Where a line holds the word "Path", count it, then give only the total for the entries below.

Dataset rows for apps and sites:
.....

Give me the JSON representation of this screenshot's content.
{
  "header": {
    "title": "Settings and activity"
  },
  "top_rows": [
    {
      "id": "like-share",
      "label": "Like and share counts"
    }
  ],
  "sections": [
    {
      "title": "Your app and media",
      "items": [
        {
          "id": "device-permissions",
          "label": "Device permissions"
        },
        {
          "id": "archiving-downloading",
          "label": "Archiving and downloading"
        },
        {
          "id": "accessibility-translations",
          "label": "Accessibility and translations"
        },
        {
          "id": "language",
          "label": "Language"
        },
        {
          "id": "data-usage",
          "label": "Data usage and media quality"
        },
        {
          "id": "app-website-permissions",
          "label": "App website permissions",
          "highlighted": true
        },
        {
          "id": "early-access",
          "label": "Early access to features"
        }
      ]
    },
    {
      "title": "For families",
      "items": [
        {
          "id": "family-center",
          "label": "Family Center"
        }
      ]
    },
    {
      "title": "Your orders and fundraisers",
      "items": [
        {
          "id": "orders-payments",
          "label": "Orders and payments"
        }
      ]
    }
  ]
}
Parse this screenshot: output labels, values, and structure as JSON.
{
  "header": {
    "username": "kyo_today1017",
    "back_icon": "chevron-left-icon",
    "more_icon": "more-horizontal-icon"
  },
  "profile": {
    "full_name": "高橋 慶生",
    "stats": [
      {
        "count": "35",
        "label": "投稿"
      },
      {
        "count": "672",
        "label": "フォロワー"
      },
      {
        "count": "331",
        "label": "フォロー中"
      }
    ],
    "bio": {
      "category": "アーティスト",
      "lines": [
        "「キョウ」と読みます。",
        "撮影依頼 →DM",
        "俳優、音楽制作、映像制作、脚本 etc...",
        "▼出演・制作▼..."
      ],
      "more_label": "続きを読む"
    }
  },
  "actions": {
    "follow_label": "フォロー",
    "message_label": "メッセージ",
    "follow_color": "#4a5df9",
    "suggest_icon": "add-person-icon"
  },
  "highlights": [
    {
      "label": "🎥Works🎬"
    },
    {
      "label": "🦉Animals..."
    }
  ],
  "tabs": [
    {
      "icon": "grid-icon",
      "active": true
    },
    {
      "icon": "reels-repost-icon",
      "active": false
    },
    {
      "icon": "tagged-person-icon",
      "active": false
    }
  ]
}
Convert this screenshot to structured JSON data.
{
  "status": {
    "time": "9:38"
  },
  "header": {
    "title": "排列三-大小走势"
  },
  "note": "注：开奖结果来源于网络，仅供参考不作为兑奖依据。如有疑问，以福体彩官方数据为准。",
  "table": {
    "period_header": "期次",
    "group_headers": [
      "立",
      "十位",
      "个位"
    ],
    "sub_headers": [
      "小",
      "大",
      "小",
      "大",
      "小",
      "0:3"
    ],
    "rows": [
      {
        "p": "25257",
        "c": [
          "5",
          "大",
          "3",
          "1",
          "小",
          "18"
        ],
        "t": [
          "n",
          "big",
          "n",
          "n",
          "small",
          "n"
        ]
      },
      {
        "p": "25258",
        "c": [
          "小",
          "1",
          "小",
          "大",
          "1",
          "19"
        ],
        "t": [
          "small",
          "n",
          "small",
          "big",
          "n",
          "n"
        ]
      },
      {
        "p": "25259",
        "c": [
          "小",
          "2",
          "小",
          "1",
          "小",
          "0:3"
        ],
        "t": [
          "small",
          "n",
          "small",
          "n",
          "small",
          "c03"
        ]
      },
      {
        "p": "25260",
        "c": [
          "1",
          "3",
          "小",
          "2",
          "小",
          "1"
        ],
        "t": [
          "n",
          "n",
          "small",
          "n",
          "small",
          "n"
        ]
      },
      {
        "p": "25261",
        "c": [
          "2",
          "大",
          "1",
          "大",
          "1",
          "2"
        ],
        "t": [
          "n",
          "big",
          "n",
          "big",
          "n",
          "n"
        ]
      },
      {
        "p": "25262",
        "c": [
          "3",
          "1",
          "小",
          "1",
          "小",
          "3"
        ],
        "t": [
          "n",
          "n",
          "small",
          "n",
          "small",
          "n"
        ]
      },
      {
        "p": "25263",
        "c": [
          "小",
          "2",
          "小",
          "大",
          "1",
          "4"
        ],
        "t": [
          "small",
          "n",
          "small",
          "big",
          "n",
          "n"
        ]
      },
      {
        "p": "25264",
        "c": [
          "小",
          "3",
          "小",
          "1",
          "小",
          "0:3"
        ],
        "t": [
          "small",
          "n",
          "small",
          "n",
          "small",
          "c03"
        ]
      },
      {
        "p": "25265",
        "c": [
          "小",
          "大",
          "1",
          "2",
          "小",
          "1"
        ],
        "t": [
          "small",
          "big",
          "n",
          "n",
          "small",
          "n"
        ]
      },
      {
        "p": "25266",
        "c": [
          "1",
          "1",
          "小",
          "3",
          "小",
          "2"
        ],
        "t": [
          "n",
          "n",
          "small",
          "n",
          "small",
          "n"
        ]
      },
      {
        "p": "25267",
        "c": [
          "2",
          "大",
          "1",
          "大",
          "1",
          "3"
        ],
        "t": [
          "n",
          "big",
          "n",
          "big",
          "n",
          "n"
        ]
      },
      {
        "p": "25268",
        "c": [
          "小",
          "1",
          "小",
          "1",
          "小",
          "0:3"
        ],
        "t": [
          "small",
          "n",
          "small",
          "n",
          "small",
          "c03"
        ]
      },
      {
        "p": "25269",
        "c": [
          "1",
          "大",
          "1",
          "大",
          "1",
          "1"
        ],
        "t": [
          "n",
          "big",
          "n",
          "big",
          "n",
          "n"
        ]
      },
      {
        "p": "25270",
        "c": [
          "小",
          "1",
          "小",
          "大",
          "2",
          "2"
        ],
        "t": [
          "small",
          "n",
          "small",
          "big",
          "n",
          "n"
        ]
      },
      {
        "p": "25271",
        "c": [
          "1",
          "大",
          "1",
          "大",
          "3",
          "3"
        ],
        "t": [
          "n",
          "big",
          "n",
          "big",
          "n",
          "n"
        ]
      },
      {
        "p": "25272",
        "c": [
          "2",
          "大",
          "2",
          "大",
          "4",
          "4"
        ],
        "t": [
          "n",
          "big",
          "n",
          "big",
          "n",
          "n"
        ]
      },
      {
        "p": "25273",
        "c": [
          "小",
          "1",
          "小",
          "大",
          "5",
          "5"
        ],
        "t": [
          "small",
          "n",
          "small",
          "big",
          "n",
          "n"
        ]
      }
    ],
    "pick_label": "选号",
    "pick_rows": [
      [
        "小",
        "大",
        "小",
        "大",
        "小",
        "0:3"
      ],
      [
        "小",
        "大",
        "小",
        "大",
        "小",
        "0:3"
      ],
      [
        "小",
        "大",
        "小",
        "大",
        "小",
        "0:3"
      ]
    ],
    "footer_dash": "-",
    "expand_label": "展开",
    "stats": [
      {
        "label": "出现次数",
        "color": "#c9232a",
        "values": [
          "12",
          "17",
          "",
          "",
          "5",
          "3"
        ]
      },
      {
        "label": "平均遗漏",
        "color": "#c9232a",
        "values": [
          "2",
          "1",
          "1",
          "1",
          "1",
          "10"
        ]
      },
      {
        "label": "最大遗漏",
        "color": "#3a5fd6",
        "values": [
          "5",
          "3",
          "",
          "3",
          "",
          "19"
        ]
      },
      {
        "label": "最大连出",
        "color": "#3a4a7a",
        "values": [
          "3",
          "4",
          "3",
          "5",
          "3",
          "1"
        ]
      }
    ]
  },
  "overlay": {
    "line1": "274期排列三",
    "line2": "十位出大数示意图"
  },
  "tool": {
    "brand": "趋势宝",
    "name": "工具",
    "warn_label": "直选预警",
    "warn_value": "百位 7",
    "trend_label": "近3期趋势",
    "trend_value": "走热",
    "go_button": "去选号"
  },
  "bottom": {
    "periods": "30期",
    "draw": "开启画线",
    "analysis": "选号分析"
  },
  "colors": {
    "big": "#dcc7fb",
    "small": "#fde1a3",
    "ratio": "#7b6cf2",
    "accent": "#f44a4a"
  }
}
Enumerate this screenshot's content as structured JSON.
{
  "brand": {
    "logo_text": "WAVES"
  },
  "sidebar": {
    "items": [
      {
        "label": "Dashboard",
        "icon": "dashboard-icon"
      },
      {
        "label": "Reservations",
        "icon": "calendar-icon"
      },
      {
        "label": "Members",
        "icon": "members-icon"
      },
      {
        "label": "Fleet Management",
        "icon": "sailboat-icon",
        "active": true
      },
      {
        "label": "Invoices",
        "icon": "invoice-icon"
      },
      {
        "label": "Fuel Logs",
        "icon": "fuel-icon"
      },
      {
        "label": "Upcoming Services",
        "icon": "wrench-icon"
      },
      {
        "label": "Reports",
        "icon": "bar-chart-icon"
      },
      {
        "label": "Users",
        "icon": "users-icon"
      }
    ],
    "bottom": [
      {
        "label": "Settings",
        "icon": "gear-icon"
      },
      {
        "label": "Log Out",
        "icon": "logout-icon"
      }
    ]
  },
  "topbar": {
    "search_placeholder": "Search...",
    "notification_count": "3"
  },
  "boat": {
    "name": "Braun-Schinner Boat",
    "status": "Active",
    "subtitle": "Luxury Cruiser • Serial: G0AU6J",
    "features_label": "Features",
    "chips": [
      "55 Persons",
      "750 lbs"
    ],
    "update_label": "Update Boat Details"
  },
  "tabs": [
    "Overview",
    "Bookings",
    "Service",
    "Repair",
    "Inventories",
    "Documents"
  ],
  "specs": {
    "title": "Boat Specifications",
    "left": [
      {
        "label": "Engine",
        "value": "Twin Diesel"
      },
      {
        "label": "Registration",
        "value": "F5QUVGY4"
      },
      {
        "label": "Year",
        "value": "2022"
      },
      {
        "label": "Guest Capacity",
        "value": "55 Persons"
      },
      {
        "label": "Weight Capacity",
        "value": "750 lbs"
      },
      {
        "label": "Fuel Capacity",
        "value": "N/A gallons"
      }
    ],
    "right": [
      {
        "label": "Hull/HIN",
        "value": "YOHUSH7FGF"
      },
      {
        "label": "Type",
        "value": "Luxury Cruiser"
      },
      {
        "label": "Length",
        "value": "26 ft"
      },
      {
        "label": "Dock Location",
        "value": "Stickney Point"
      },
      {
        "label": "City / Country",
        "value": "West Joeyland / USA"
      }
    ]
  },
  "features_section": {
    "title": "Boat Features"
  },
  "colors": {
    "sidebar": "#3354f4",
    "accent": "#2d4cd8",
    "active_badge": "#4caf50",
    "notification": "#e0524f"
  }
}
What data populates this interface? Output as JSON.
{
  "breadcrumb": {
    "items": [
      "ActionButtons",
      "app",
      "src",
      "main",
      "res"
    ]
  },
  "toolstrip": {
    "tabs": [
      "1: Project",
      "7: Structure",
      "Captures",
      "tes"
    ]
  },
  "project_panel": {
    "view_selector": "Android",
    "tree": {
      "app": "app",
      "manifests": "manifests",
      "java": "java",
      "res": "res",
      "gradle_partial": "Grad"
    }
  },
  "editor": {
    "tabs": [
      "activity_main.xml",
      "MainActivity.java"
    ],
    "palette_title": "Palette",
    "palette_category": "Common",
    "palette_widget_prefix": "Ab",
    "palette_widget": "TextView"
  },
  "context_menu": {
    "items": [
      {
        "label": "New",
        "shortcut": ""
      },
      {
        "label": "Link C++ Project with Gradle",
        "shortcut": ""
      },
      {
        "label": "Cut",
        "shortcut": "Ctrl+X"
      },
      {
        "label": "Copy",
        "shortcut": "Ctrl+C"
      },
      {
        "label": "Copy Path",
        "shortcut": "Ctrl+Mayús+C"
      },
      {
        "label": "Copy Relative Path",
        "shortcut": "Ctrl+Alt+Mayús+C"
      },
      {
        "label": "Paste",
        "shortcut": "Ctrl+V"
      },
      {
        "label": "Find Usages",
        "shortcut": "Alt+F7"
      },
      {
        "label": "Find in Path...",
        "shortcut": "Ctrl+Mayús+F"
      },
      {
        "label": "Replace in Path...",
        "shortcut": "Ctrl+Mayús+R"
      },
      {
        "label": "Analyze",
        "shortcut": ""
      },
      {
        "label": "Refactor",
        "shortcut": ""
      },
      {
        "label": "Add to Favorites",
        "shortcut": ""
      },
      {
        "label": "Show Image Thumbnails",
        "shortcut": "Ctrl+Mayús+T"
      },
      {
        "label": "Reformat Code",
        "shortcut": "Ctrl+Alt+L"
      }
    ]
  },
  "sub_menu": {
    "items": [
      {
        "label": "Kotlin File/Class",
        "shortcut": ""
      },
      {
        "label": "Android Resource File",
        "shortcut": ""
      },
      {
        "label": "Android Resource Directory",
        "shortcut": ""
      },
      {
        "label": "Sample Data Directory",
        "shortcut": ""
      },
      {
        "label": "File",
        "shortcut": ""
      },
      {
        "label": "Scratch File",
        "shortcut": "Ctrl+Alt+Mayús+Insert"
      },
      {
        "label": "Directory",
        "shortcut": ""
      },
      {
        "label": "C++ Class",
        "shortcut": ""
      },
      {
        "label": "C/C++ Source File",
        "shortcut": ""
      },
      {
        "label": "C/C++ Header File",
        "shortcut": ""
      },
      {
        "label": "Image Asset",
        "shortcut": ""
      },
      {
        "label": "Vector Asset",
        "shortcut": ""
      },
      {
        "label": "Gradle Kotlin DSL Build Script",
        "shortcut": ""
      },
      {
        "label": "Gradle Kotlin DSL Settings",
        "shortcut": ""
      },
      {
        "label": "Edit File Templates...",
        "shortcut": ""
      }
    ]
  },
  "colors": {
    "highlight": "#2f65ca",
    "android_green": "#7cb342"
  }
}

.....

### ANSWER BOX
4